UHE has signed a two-year contract worth more than £500,000 with Birmingham and Black Country SHA and its constituent PCTs to address the problem of patients who present too often at A&E.
The Long-Term Conditions Informatics programme involves PCTs collecting data directly from practices via a software tool. Some of the data will be sent to UHE, which will use it to identify patients most likely to utilise secondary care via A&E. The data will include details of contacts with primary care, medication and diagnoses.
But Birmingham LMCs have warned that GPs will be handing UHE 'a huge amount of data on their patients' that the firm could use for its own commercial advantage.
UHE runs a similar programme in Trent, where it has won contracts in the past four months to take over two Derby practices.
Dr Robert Morley, executive secretary of Birmingham LMCs, said: 'Our concern is that GPs may be providing information to UHE that could put the GPs out of a job in the future. Our advice is to be very circumspect about signing up to this scheme.'

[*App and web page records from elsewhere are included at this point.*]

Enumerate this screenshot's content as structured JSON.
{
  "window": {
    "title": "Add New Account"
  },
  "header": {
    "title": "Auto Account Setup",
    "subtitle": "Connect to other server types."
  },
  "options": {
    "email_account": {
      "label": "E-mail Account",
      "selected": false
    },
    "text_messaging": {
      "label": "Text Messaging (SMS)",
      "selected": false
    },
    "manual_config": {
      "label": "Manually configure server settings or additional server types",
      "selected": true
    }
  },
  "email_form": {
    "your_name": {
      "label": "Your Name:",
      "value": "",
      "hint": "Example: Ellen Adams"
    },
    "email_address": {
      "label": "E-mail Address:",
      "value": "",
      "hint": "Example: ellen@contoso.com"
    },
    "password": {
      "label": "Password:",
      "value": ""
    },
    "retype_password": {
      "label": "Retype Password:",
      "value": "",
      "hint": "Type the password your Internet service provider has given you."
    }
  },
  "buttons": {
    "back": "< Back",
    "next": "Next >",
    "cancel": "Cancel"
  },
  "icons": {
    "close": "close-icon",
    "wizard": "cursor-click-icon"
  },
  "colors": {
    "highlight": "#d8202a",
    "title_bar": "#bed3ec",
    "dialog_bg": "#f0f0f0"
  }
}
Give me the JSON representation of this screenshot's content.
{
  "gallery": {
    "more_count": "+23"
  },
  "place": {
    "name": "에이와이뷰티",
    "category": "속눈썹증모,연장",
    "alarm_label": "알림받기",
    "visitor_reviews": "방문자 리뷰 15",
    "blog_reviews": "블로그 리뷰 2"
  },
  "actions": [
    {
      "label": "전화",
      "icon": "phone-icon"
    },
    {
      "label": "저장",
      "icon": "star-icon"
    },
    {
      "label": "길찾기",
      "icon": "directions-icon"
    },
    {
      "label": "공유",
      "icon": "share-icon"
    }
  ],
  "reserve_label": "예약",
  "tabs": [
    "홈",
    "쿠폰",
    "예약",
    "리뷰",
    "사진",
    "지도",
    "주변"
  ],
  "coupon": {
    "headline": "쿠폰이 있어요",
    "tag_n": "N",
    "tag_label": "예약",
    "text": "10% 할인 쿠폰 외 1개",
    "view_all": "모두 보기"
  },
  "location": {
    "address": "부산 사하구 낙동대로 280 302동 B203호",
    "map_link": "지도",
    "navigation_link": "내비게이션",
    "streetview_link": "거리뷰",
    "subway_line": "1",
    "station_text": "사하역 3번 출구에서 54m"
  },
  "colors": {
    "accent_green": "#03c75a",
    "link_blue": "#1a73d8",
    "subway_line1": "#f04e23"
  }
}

However, Ruth Lemiech, Birmingham and Black Country SHA project manager for the UHE collaboration, said PCTs had to 'ensure a level playing field' if contracts to supply medical services were put out to tender.
She added that although data would be extracted automatically, GPs would be able to 'eyeball the data that is being extracted first for their own peace of mind'.

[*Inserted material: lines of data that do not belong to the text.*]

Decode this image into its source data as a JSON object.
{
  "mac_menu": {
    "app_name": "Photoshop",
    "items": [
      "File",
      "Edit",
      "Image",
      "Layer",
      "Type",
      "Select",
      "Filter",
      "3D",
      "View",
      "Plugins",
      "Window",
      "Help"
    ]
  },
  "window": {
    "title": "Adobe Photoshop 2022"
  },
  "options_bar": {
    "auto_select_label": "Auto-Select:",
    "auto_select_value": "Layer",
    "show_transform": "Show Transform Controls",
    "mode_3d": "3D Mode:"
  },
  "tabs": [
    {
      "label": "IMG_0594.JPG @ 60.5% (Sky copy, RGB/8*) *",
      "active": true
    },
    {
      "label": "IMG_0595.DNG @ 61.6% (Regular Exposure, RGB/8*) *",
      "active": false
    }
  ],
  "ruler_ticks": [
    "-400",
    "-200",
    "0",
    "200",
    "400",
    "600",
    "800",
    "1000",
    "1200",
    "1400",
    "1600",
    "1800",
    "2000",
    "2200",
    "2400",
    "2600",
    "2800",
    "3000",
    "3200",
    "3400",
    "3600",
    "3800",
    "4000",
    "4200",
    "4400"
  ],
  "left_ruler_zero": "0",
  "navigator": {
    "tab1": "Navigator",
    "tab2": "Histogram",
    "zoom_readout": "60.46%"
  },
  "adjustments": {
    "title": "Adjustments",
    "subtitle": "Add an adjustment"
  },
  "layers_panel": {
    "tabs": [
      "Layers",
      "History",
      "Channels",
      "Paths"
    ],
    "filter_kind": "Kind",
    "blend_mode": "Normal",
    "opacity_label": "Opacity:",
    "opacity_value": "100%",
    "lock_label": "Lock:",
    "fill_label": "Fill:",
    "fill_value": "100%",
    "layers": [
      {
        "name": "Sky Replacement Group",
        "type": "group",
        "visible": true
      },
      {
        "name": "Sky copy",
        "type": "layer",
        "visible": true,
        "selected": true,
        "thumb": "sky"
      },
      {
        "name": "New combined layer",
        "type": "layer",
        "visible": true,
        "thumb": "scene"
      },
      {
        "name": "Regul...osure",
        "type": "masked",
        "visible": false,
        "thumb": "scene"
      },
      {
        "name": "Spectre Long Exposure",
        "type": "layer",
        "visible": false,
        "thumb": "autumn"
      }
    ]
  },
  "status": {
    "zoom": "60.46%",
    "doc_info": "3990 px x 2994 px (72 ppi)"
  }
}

UHE chief executive Dr Richard Smith denied that data collected for the project could be used for any other purpose. He insisted that all data would be anonymised and that UHE was bound by Caldicott rules.

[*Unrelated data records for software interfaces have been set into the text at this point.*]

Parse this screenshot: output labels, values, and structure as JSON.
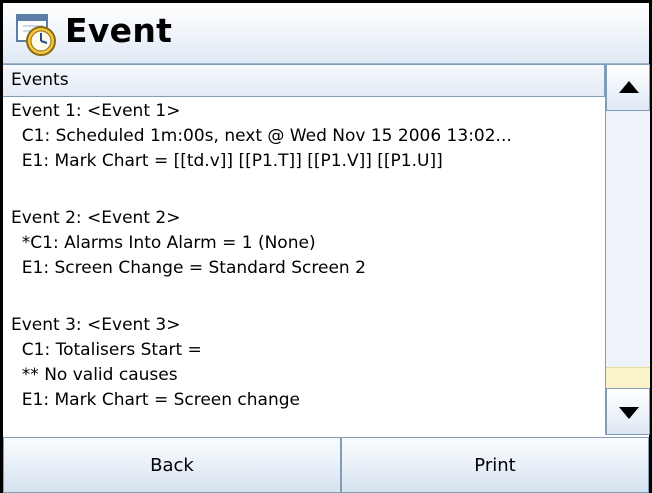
{
  "window": {
    "title": "Event",
    "icon": "clock-calendar-icon"
  },
  "list": {
    "header": "Events",
    "lines": [
      "Event 1: <Event 1>",
      "  C1: Scheduled 1m:00s, next @ Wed Nov 15 2006 13:02...",
      "  E1: Mark Chart = [[td.v]] [[P1.T]] [[P1.V]] [[P1.U]]",
      "",
      "Event 2: <Event 2>",
      "  *C1: Alarms Into Alarm = 1 (None)",
      "  E1: Screen Change = Standard Screen 2",
      "",
      "Event 3: <Event 3>",
      "  C1: Totalisers Start =",
      "  ** No valid causes",
      "  E1: Mark Chart = Screen change"
    ]
  },
  "scrollbar": {
    "up_icon": "arrow-up-icon",
    "down_icon": "arrow-down-icon"
  },
  "buttons": {
    "back": "Back",
    "print": "Print"
  },
  "colors": {
    "border": "#7f9db9",
    "button_top": "#fafcfe",
    "button_bottom": "#d6e2ef",
    "thumb": "#fbf3c9"
  }
}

Data extraction from the first 50 volunteer practices is scheduled to start at the end of March.
As GP went to press, a High Court judge suspended the signing of a contract that would hand over a Derby GP surgery to UHE after a patient complained that there had been insufficient consultation.